**Exercise brief:**
Scan the entries for the word "icon". Every line that has it should be copied.

● ● ● ●

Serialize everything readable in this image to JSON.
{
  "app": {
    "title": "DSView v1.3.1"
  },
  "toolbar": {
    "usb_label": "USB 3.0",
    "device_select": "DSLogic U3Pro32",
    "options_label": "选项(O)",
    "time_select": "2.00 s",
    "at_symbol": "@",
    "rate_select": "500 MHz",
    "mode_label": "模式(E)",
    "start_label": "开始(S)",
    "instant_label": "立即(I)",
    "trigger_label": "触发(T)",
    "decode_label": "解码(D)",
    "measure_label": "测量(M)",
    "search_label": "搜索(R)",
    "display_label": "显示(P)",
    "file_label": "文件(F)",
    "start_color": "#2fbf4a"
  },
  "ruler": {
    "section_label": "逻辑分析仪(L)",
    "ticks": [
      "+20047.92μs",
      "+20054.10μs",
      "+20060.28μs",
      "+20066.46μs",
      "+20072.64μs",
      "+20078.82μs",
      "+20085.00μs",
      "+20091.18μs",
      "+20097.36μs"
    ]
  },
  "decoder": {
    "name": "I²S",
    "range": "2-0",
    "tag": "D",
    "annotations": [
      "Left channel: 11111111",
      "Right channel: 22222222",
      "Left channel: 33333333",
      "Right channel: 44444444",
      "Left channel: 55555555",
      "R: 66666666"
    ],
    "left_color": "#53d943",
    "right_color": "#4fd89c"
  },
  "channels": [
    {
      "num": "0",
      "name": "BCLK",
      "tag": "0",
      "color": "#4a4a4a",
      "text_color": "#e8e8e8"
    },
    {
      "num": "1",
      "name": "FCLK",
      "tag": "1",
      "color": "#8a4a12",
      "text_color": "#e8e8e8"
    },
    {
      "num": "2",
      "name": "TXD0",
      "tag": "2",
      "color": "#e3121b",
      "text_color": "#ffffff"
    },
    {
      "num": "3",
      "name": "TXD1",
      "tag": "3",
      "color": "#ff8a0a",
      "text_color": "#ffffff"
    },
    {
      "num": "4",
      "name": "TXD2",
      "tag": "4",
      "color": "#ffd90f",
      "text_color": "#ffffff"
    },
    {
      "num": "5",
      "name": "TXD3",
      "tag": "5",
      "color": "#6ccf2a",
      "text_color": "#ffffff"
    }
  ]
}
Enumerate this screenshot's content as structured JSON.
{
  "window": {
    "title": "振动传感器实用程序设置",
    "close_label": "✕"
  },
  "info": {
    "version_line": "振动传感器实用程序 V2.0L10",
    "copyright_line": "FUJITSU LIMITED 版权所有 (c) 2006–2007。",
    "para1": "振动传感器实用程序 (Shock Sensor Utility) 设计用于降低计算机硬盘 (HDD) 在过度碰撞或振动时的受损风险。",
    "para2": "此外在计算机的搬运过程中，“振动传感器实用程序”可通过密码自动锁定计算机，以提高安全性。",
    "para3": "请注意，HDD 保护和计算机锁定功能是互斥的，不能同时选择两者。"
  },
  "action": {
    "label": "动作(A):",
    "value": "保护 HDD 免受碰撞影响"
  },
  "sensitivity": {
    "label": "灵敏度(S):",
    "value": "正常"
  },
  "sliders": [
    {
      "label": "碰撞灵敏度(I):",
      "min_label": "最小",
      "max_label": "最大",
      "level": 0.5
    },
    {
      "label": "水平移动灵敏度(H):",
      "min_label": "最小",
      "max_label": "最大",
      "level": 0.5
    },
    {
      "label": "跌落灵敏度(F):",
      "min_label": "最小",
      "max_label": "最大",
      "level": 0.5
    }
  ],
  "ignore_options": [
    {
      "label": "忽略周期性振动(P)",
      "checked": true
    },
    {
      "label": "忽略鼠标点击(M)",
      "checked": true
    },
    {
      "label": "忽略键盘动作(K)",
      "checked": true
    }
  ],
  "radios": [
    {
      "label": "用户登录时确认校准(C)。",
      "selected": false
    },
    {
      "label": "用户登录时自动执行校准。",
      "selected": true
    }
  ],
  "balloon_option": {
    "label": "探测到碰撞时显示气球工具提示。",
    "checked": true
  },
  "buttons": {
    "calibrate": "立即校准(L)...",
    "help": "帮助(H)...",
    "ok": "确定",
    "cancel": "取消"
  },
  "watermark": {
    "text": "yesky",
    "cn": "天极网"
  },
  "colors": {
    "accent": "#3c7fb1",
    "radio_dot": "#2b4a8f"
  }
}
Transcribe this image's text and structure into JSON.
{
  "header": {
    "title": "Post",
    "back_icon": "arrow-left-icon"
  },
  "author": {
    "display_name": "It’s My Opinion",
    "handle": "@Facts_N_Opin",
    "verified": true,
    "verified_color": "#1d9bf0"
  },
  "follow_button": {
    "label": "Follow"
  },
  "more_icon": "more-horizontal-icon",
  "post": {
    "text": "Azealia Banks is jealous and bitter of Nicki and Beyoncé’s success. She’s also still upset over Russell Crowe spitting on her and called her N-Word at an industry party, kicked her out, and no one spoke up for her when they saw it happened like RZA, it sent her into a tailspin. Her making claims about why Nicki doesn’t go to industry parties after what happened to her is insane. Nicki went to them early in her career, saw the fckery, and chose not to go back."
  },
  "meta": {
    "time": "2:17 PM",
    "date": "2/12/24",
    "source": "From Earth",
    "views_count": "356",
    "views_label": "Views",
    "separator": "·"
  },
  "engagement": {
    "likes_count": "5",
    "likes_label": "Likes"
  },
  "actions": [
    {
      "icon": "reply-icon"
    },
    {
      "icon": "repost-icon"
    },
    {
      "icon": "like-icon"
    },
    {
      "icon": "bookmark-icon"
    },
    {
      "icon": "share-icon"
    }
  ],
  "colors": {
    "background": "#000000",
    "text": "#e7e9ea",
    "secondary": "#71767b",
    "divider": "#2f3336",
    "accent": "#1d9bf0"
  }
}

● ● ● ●

**Exercise output:**
    "back_icon": "arrow-left-icon"
  "more_icon": "more-horizontal-icon",
      "icon": "reply-icon"
      "icon": "repost-icon"
      "icon": "like-icon"
      "icon": "bookmark-icon"
      "icon": "share-icon"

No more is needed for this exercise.